Another misunderstanding, he said, is the relationship between family history and genealogy.
“Genealogy is an important subset of family history,” he explained. “Family history includes genealogy but is much broader in scope and time. It is not limited to the past, but includes the present and the future. Family history is the history of a family past, present, and future.”
He added, “We research the past, create history in the present, and shape history in the future.”
Yet another misunderstanding is that the pool of names for research is limited, Elder Packer said.
“We hear frequently statements that ‘my work is done,’ or that ‘we cannot find any additional names,’” he observed. “Those that really are done can help others, using the skills they have developed. But before giving up, and for all others, consider the following:
“We are adding 1.7 million names every day. What may have been a dead end could be extended now. … I suggest you check periodically.”
A First Presidency letter of Feb. 29, 2012, reminded Church members that those whose names are submitted for proxy temple ordinances should be related to the submitter. Elder Packer explained that members may authorize names for temple ordinances for immediate family members, direct-line ancestors, and adoptive and family lines connected to one’s family.

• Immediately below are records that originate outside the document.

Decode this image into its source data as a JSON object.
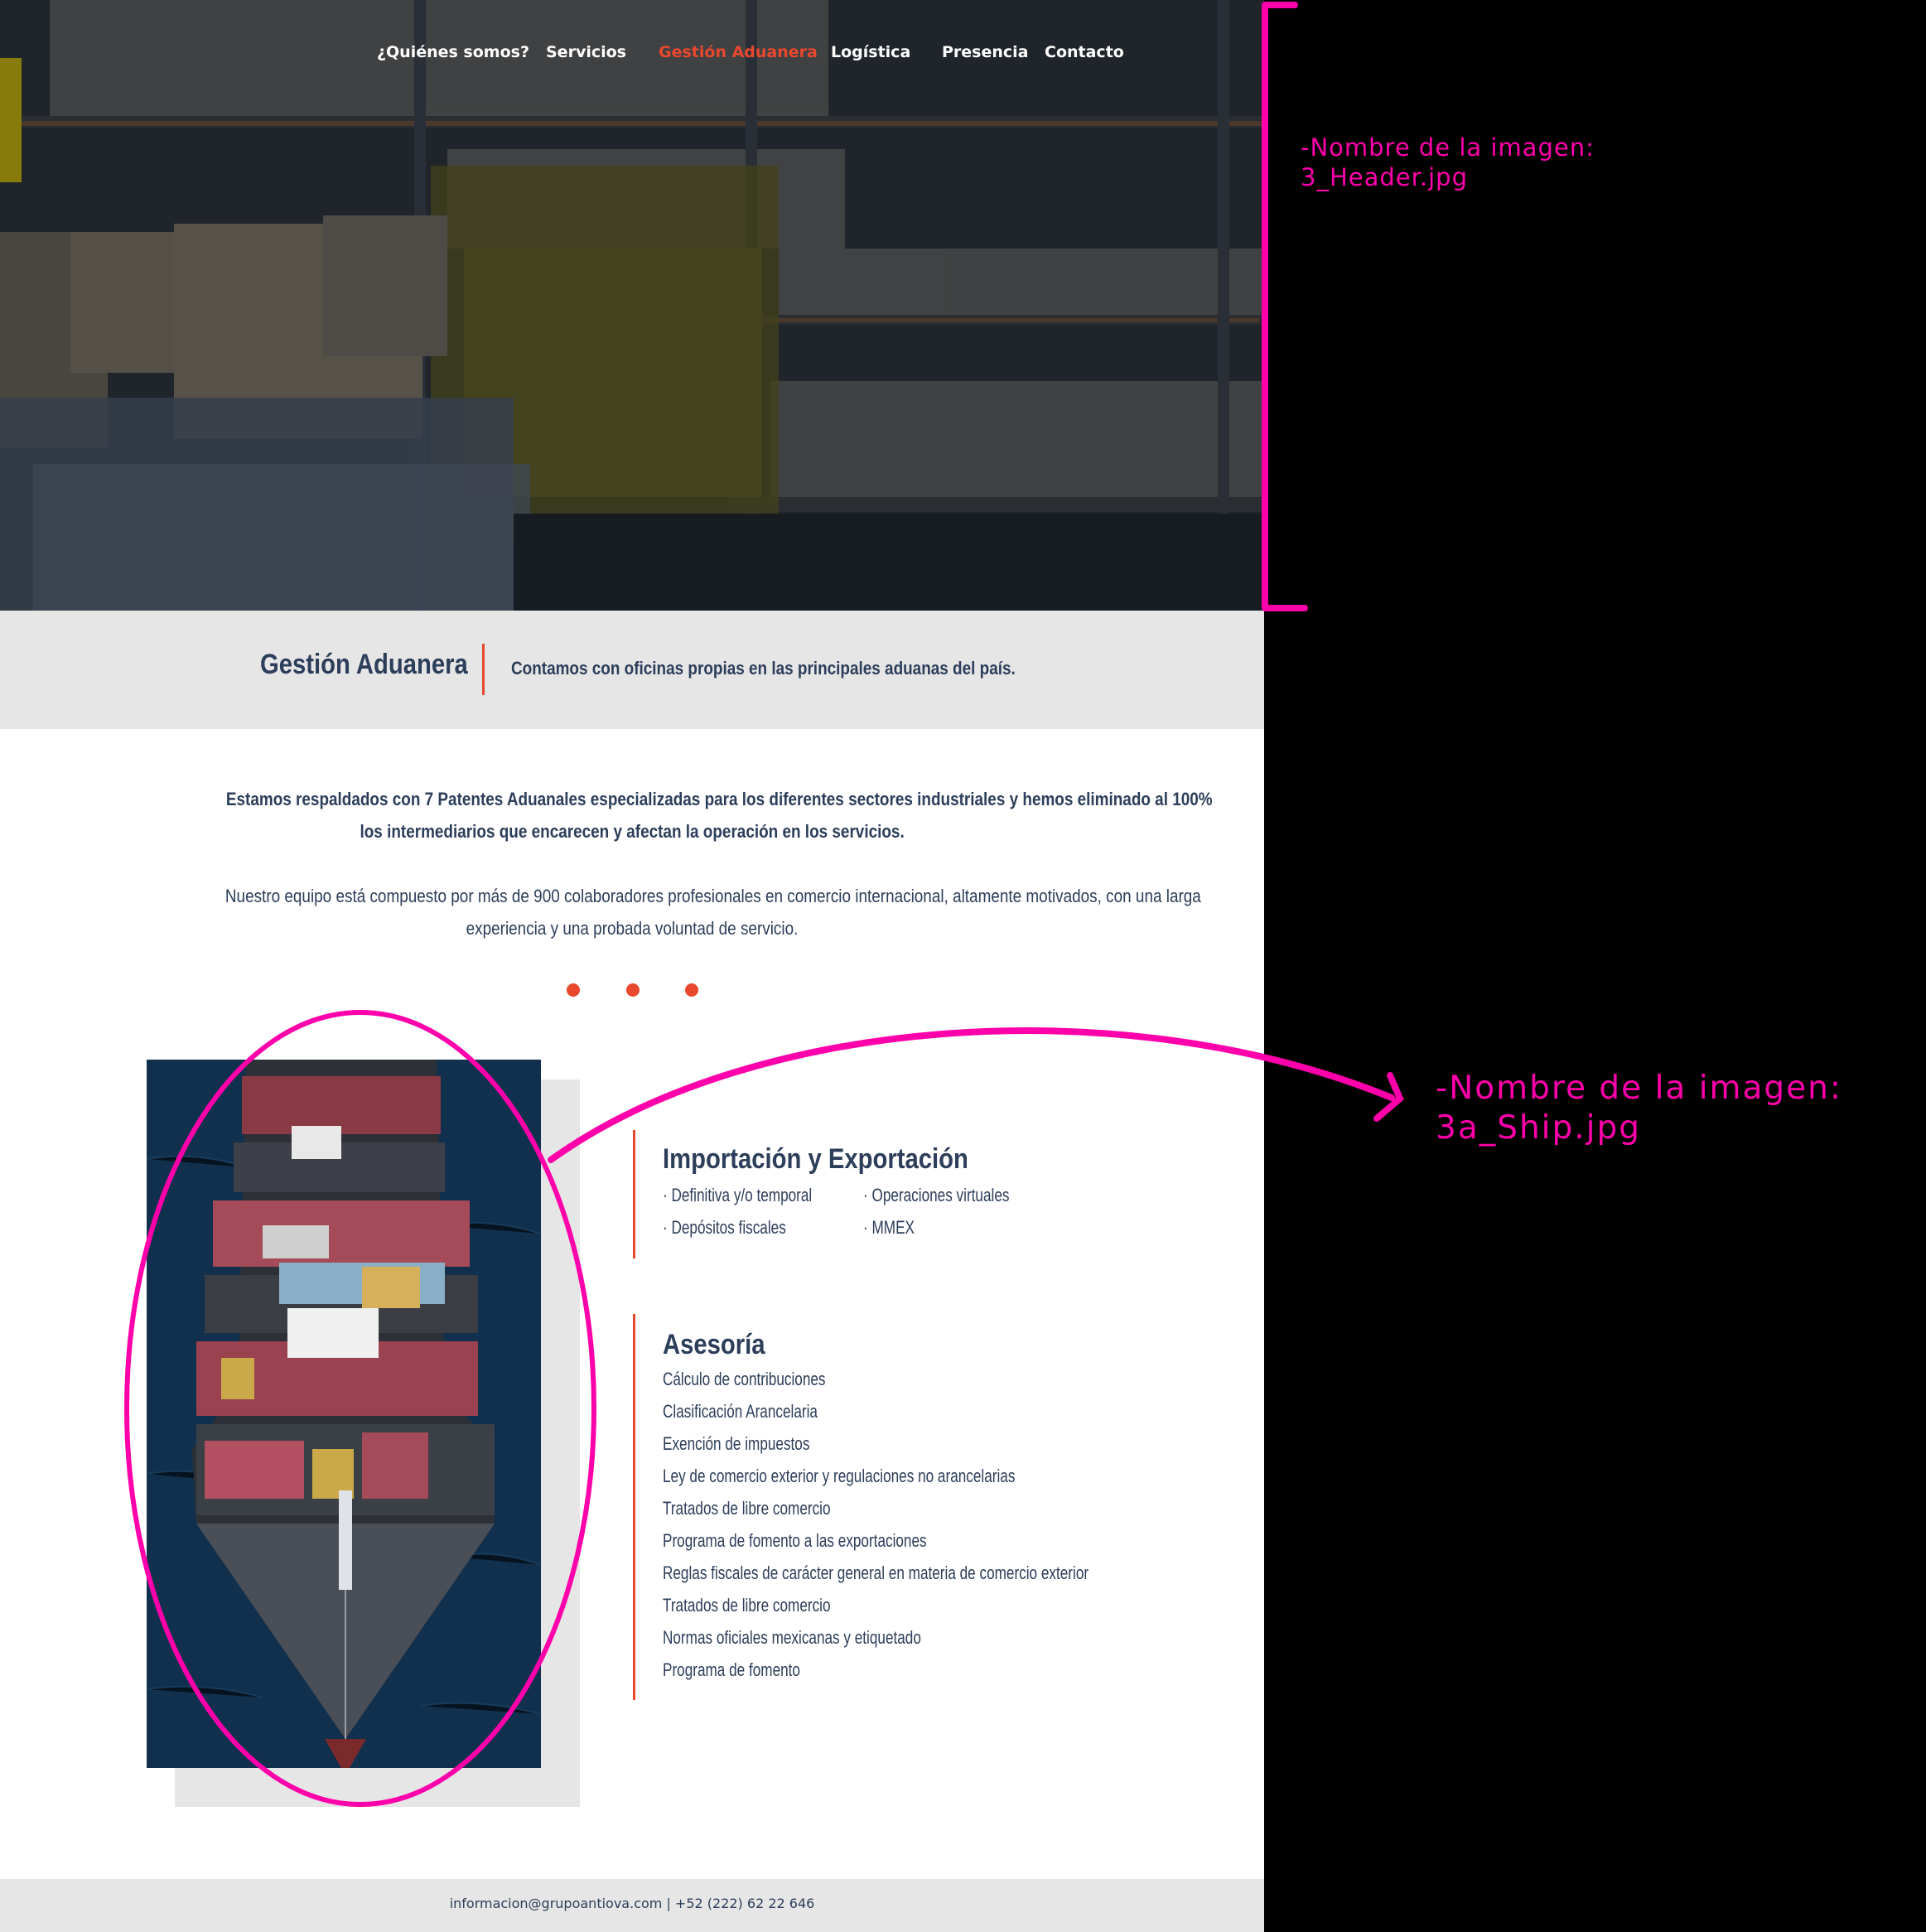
{
  "nav": {
    "items": [
      {
        "label": "¿Quiénes somos?",
        "active": false
      },
      {
        "label": "Servicios",
        "active": false
      },
      {
        "label": "Gestión Aduanera",
        "active": true
      },
      {
        "label": "Logística",
        "active": false
      },
      {
        "label": "Presencia",
        "active": false
      },
      {
        "label": "Contacto",
        "active": false
      }
    ]
  },
  "intro": {
    "title": "Gestión Aduanera",
    "subtitle": "Contamos con oficinas propias en las principales aduanas del país."
  },
  "body": {
    "p1_line1": "Estamos respaldados con 7 Patentes Aduanales especializadas para los diferentes sectores industriales y hemos eliminado al 100%",
    "p1_line2": "los intermediarios que encarecen y afectan la operación en los servicios.",
    "p2_line1": "Nuestro equipo está compuesto por más de 900 colaboradores profesionales en comercio internacional, altamente  motivados, con una larga",
    "p2_line2": "experiencia y una probada voluntad de servicio."
  },
  "services": {
    "import_export": {
      "title": "Importación y Exportación",
      "items": [
        "· Definitiva y/o temporal",
        "· Operaciones virtuales",
        "· Depósitos fiscales",
        "· MMEX"
      ]
    },
    "asesoria": {
      "title": "Asesoría",
      "items": [
        "Cálculo de contribuciones",
        "Clasificación Arancelaria",
        "Exención de impuestos",
        "Ley de comercio exterior y regulaciones no arancelarias",
        "Tratados de libre comercio",
        "Programa de fomento a las exportaciones",
        "Reglas fiscales de carácter general en materia de comercio exterior",
        "Tratados de libre comercio",
        "Normas oficiales mexicanas y etiquetado",
        "Programa de fomento"
      ]
    }
  },
  "footer": {
    "contact": "informacion@grupoantiova.com | +52 (222) 62 22 646"
  },
  "annotations": {
    "header_label": "-Nombre de la imagen:",
    "header_file": "3_Header.jpg",
    "ship_label": "-Nombre de la imagen:",
    "ship_file": "3a_Ship.jpg"
  },
  "colors": {
    "accent": "#e8482e",
    "navy": "#2c3e5a",
    "band": "#e6e6e6",
    "annotation": "#ff00aa"
  }
}
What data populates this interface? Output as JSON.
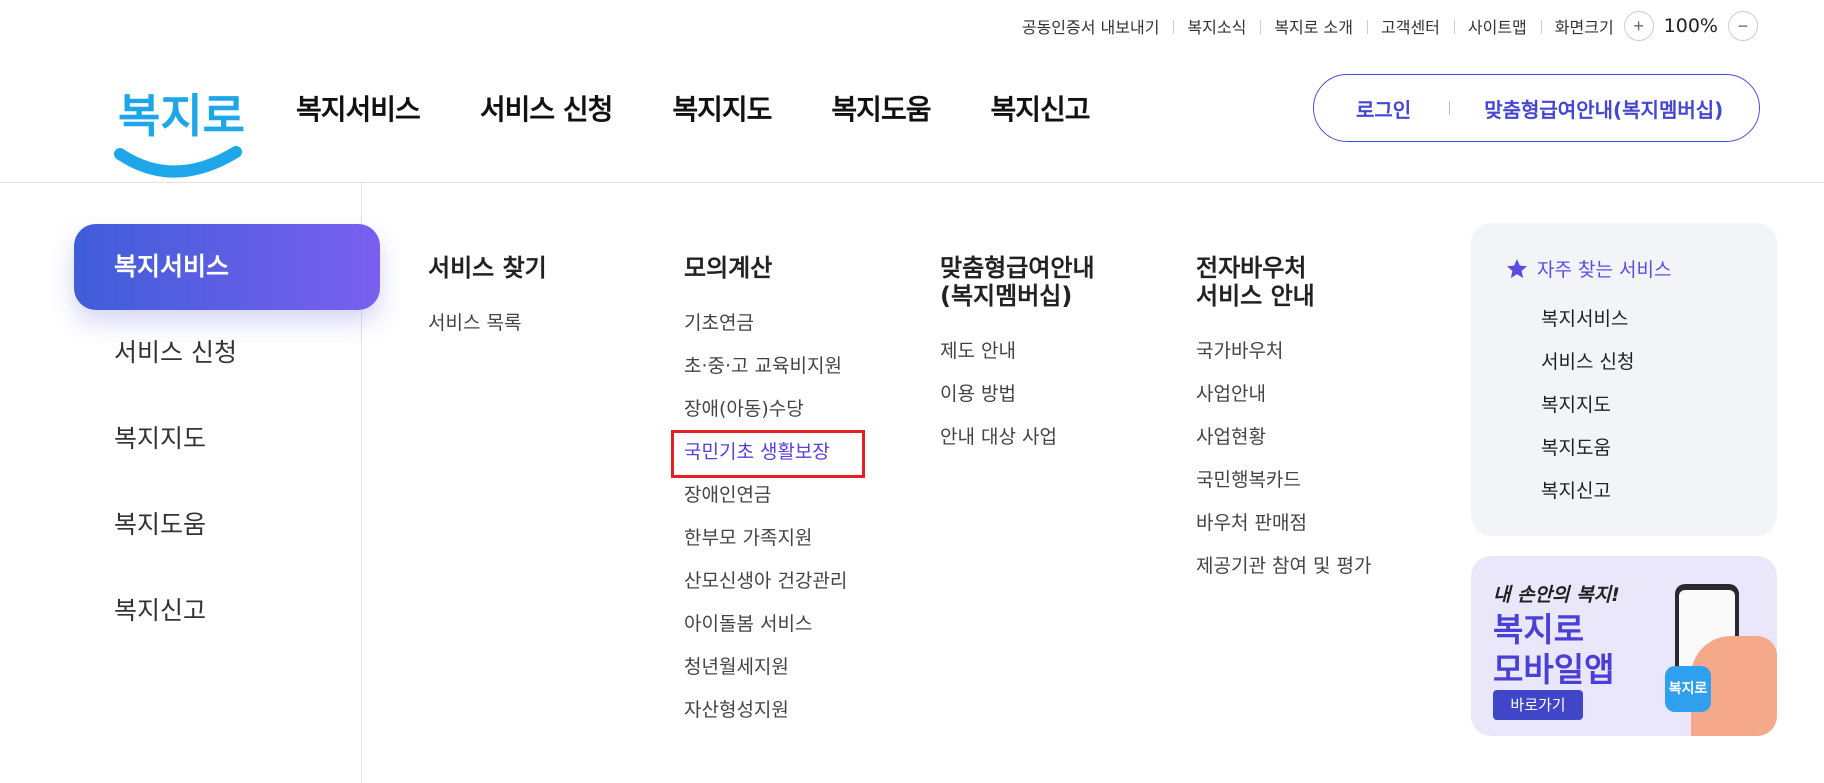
{
  "utility": {
    "links": [
      "공동인증서 내보내기",
      "복지소식",
      "복지로 소개",
      "고객센터",
      "사이트맵"
    ],
    "zoom_label": "화면크기",
    "zoom_in": "+",
    "zoom_value": "100%",
    "zoom_out": "−"
  },
  "logo": {
    "text": "복지로"
  },
  "gnb": [
    "복지서비스",
    "서비스 신청",
    "복지지도",
    "복지도움",
    "복지신고"
  ],
  "top_buttons": {
    "login": "로그인",
    "membership": "맞춤형급여안내(복지멤버십)"
  },
  "side_menu": {
    "items": [
      "복지서비스",
      "서비스 신청",
      "복지지도",
      "복지도움",
      "복지신고"
    ],
    "active_index": 0
  },
  "submenu": [
    {
      "title": "서비스 찾기",
      "items": [
        "서비스 목록"
      ]
    },
    {
      "title": "모의계산",
      "items": [
        "기초연금",
        "초·중·고 교육비지원",
        "장애(아동)수당",
        "국민기초 생활보장",
        "장애인연금",
        "한부모 가족지원",
        "산모신생아 건강관리",
        "아이돌봄 서비스",
        "청년월세지원",
        "자산형성지원"
      ],
      "highlighted_index": 3
    },
    {
      "title": "맞춤형급여안내\n(복지멤버십)",
      "items": [
        "제도 안내",
        "이용 방법",
        "안내 대상 사업"
      ]
    },
    {
      "title": "전자바우처\n서비스 안내",
      "items": [
        "국가바우처",
        "사업안내",
        "사업현황",
        "국민행복카드",
        "바우처 판매점",
        "제공기관 참여 및 평가"
      ]
    }
  ],
  "favorites": {
    "title": "자주 찾는 서비스",
    "icon": "star-icon",
    "items": [
      "복지서비스",
      "서비스 신청",
      "복지지도",
      "복지도움",
      "복지신고"
    ]
  },
  "banner": {
    "line1": "내 손안의 복지!",
    "line2": "복지로",
    "line3": "모바일앱",
    "button": "바로가기",
    "app_icon_text": "복지로"
  },
  "colors": {
    "accent": "#4447d1",
    "highlight_box": "#e41f2a",
    "favorites_bg": "#f2f4f7",
    "logo_blue": "#1ea7e8"
  }
}
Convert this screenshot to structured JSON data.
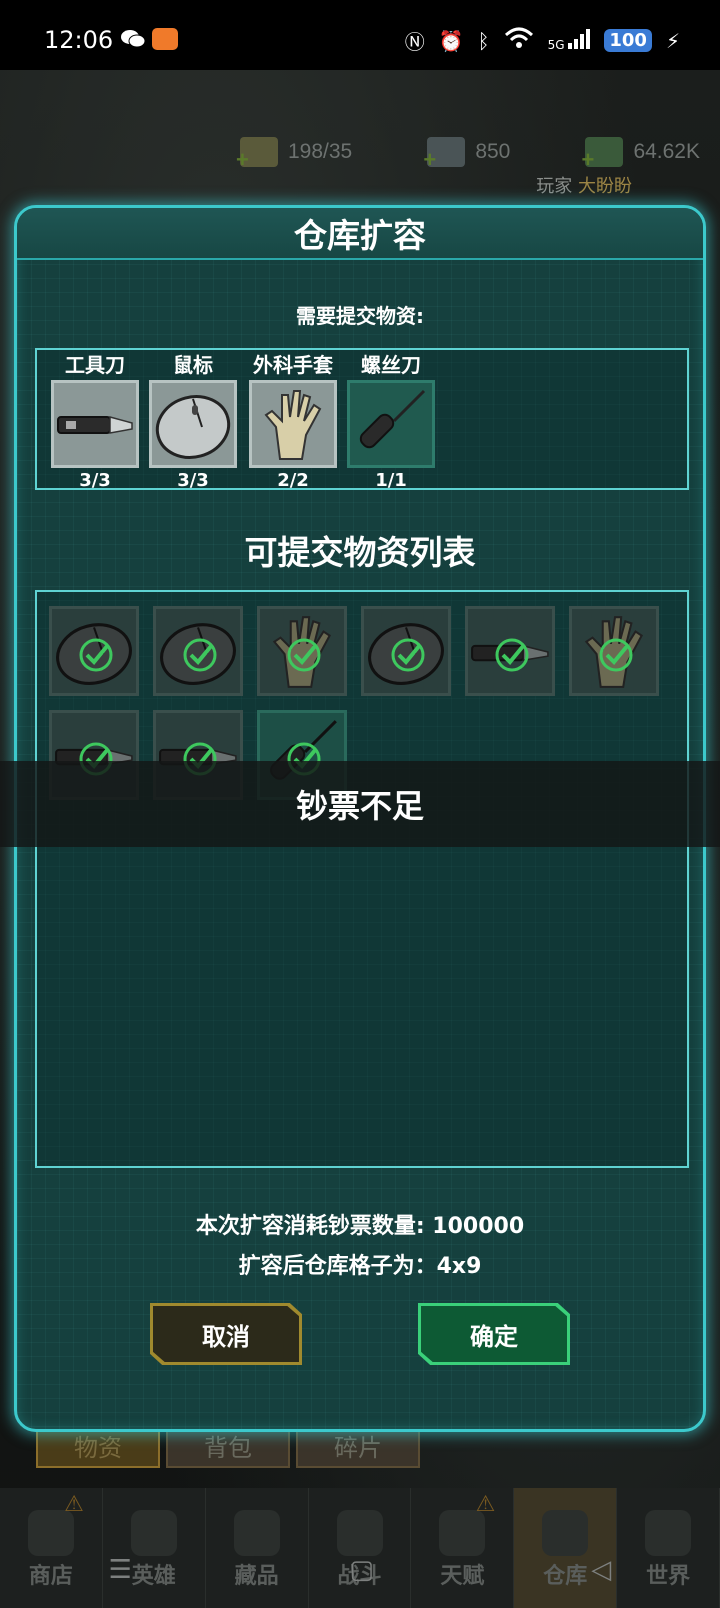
{
  "status_bar": {
    "time": "12:06",
    "network": "5G",
    "battery": "100",
    "icons": [
      "wechat-icon",
      "app-notification-icon",
      "nfc-icon",
      "alarm-icon",
      "bluetooth-icon",
      "wifi-icon",
      "signal-icon",
      "charging-icon"
    ]
  },
  "resources": {
    "stamina": "198/35",
    "diamonds": "850",
    "cash": "64.62K"
  },
  "player": {
    "label": "玩家",
    "name": "大盼盼"
  },
  "dialog": {
    "title": "仓库扩容",
    "required_label": "需要提交物资:",
    "required_items": [
      {
        "name": "工具刀",
        "count": "3/3",
        "icon": "utility-knife-icon"
      },
      {
        "name": "鼠标",
        "count": "3/3",
        "icon": "mouse-icon"
      },
      {
        "name": "外科手套",
        "count": "2/2",
        "icon": "glove-icon"
      },
      {
        "name": "螺丝刀",
        "count": "1/1",
        "icon": "screwdriver-icon"
      }
    ],
    "list_title": "可提交物资列表",
    "list_items": [
      {
        "icon": "mouse-icon",
        "checked": true
      },
      {
        "icon": "mouse-icon",
        "checked": true
      },
      {
        "icon": "glove-icon",
        "checked": true
      },
      {
        "icon": "mouse-icon",
        "checked": true
      },
      {
        "icon": "utility-knife-icon",
        "checked": true
      },
      {
        "icon": "glove-icon",
        "checked": true
      },
      {
        "icon": "utility-knife-icon",
        "checked": true
      },
      {
        "icon": "utility-knife-icon",
        "checked": true
      },
      {
        "icon": "screwdriver-icon",
        "checked": true
      }
    ],
    "cost_text": "本次扩容消耗钞票数量: 100000",
    "result_text": "扩容后仓库格子为：4x9",
    "cancel_label": "取消",
    "confirm_label": "确定"
  },
  "toast": "钞票不足",
  "sub_tabs": [
    "物资",
    "背包",
    "碎片"
  ],
  "bottom_nav": [
    {
      "label": "商店",
      "warn": true
    },
    {
      "label": "英雄",
      "warn": false
    },
    {
      "label": "藏品",
      "warn": false
    },
    {
      "label": "战斗",
      "warn": false
    },
    {
      "label": "天赋",
      "warn": true
    },
    {
      "label": "仓库",
      "warn": false
    },
    {
      "label": "世界",
      "warn": false
    }
  ],
  "colors": {
    "dialog_border": "#3cc9cc",
    "dialog_bg": "#15403e",
    "cancel_border": "#a08a2e",
    "confirm_border": "#3ad07a",
    "check": "#3ec85e"
  }
}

Beyond that, they may authorize work for collateral family lines (uncles, aunts, cousins, and their families) and possible ancestors (meaning those with a probable family relationship that cannot be verified because records are inadequate), Elder Packer said. The policy also allows individuals to do work for descendants of direct-line ancestors.
Displaying a genealogical chart, he said, “For example, if we focused on just one 10th-generation ancestor, it means I could do the work for his spouse and children and his children’s children and so on.
“If we made a very conservative assumption that there are on average four children for each set of parents, and if we excluded those in the 110-year window [during which it is presumed the descendants might yet be living], we could have about 16,384 people in our pool. But these were only the descendants of that one 10th-generation ancestor. To get all potential descendants of my 10th-generation ancestors, we must multiply 16,384 by 512 10th-generation couples. If we combine all the descendants—and remember, we had 2,047 direct ancestors—we get a pool of 8,388,608.”
Even if that were reduced to only 5 percent of the pool due to lack of records or some of the work having already been done by others, the potential could still be 419,430 related people, Elder Packer said. “That is ample work for all. If all of your work is done, your neighbor could use some help.”
Elder Packer invited Church members and others “to create your history as you live in the present, discover the past by learning of the stories of your ancestors, and shape the future by sharing your stories.”
He suggested doing these things:
“Record stories about others and yourself; share them with your descendants.
“Get a box. Pull together what you already have.
“Pick a relative you would like to know between 1840 and 1920. Write down what you know, and then discover more by talking to others.
“As you find people who need ordinances, perform them in the temple.”
He suggested priesthood leaders do the above and, with the ward council, develop a plan of action based on the First Presidency letters.
“Reconnect temple and family history work as one work with two halves,” he said. “Seek both halves of the blessing. Act on what you learn. Motivate others, especially the youth, by starting with stories of their ancestors. The interest in genealogy will naturally come.”